Noble Denton, the leading global offshore engineering and marine consulting firm, is funding a three-year research programme at the University of Cambridge, to consider effective modelling for ultra-deepwater mooring and riser developments in the oil and gas industry.

The move by the exploration and production sector towards ever-increasing water depths, often greater than 1,500m, creates significant difficulties for the integrated modelling of the floater, moorings and risers. 

In the case of computational models, the dynamics of the floater, moorings and risers are highly coupled, and complex mathematical equations are required to capture this behaviour, leading to excessive computation times. For physical model tests it is impossible to produce a scale model which accurately captures all aspects of the system, given the restricted water depth of testing tanks.

This research will consider methods of overcoming these difficulties. In the case of computational modelling, the project will consider the development of an efficient truncated model of the mooring lines and risers. BP is providing relevant industry expertise and guidance to the research programme.

With this approach, the dynamics of the upper section of each line will be modelled in detail, terminating in an approximate analytical model which aims to simulate the remainder of the line. 

With regard to physical modelling, two strategies will be considered. Firstly, the use of actuators to replicate the behaviour of the lower sections of the lines, using the type of model developed for the computational work. Secondly, the use of dynamic similitude to develop a passive shallow water line with the same vibrational characteristics as the full line.

The work on physical models will initially be conceptual, although the findings may lead to modelling in collaboration with a testing facility.

RV Ahilan, Noble Denton’s Assurance & Consulting Managing Director, said: “Professor Robin Langley from the University of Cambridge approached us with an opportunity to develop a research project that would be of interest to the energy industry.
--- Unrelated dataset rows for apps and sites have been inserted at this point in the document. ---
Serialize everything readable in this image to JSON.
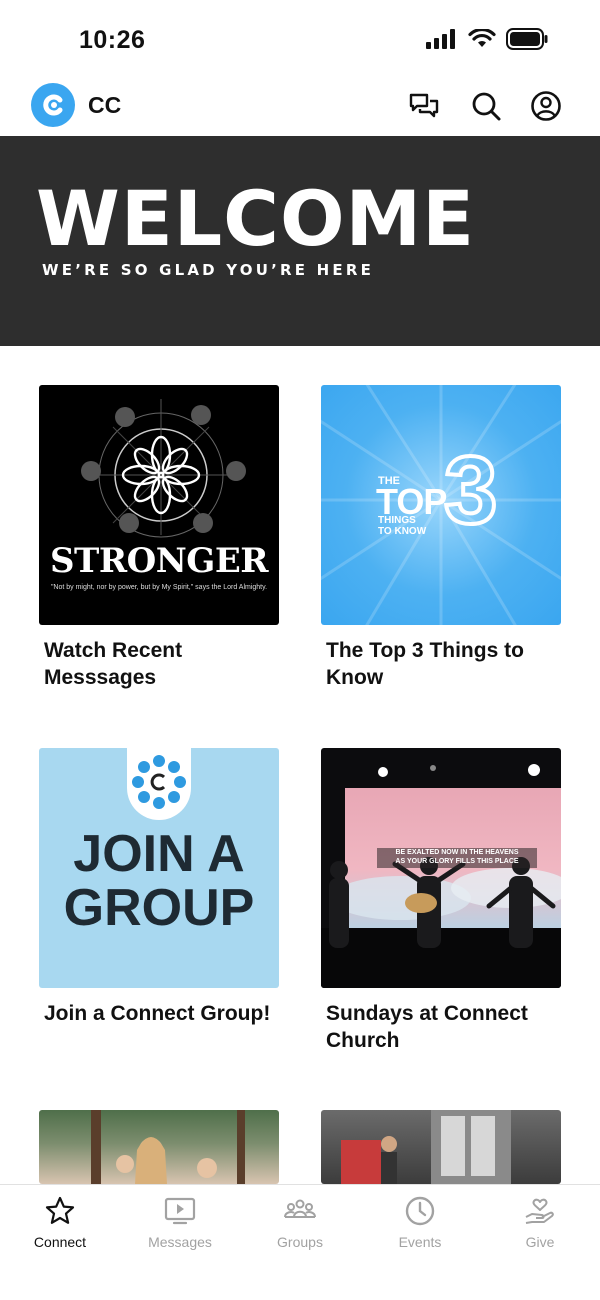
{
  "status_bar": {
    "time": "10:26"
  },
  "header": {
    "app_name": "CC"
  },
  "banner": {
    "title": "WELCOME",
    "subtitle": "WE’RE SO GLAD YOU’RE HERE"
  },
  "cards": [
    {
      "title": "Watch Recent Messsages",
      "image": {
        "headline": "STRONGER",
        "caption": "\"Not by might, nor by power, but by My Spirit,\" says the Lord Almighty."
      }
    },
    {
      "title": "The Top 3 Things to Know",
      "image": {
        "line1": "THE",
        "line2": "TOP",
        "digit": "3",
        "line3": "THINGS",
        "line4": "TO KNOW"
      }
    },
    {
      "title": "Join a Connect Group!",
      "image": {
        "line1": "JOIN A",
        "line2": "GROUP"
      }
    },
    {
      "title": "Sundays at Connect Church",
      "image": {
        "lyric1": "BE EXALTED NOW IN THE HEAVENS",
        "lyric2": "AS YOUR GLORY FILLS THIS PLACE"
      }
    }
  ],
  "tabs": [
    {
      "label": "Connect",
      "icon": "star-icon",
      "active": true
    },
    {
      "label": "Messages",
      "icon": "tv-play-icon",
      "active": false
    },
    {
      "label": "Groups",
      "icon": "people-icon",
      "active": false
    },
    {
      "label": "Events",
      "icon": "clock-icon",
      "active": false
    },
    {
      "label": "Give",
      "icon": "heart-hand-icon",
      "active": false
    }
  ],
  "colors": {
    "accent": "#3aa6f0",
    "banner_bg": "#2e2e2e",
    "tab_inactive": "#a2a2a2"
  }
}
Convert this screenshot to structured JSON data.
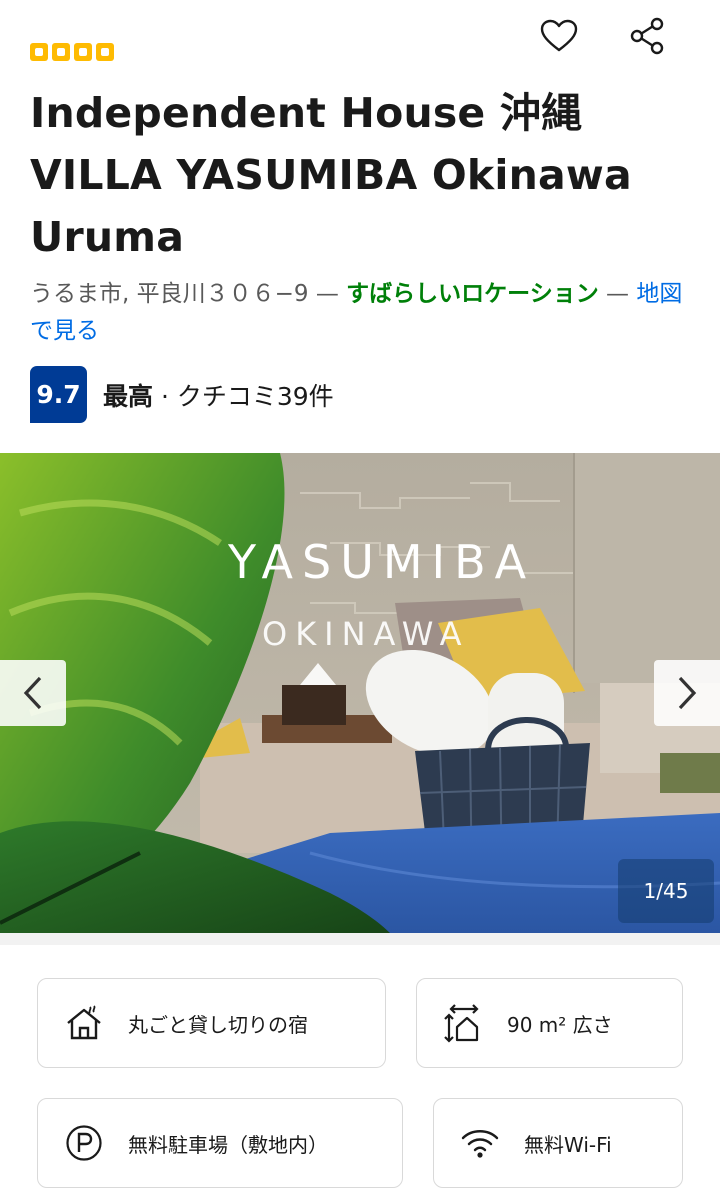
{
  "header": {
    "stars": 4,
    "star_color": "#febb02",
    "favorite_icon": "heart-icon",
    "share_icon": "share-icon"
  },
  "hotel": {
    "title": "Independent House 沖縄 VILLA YASUMIBA Okinawa Uruma",
    "address": "うるま市, 平良川３０６−9",
    "separator": "—",
    "location_badge": "すばらしいロケーション",
    "separator2": "—",
    "map_link": "地図で見る"
  },
  "rating": {
    "score": "9.7",
    "word": "最高",
    "dot": "·",
    "reviews": "クチコミ39件",
    "badge_color": "#003b95"
  },
  "gallery": {
    "overlay_title": "YASUMIBA",
    "overlay_subtitle": "OKINAWA",
    "counter": "1/45",
    "prev_icon": "chevron-left-icon",
    "next_icon": "chevron-right-icon"
  },
  "facilities": [
    {
      "label": "丸ごと貸し切りの宿",
      "icon": "house-icon"
    },
    {
      "label": "90 m² 広さ",
      "icon": "area-size-icon"
    },
    {
      "label": "無料駐車場（敷地内）",
      "icon": "parking-icon"
    },
    {
      "label": "無料Wi-Fi",
      "icon": "wifi-icon"
    }
  ]
}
“Along with BP, we have developed the outline of a project that has the potential to make fundamental advances in technology, permitting model testing of ultra-deepwater concepts with confidence.”

(Noble Denton)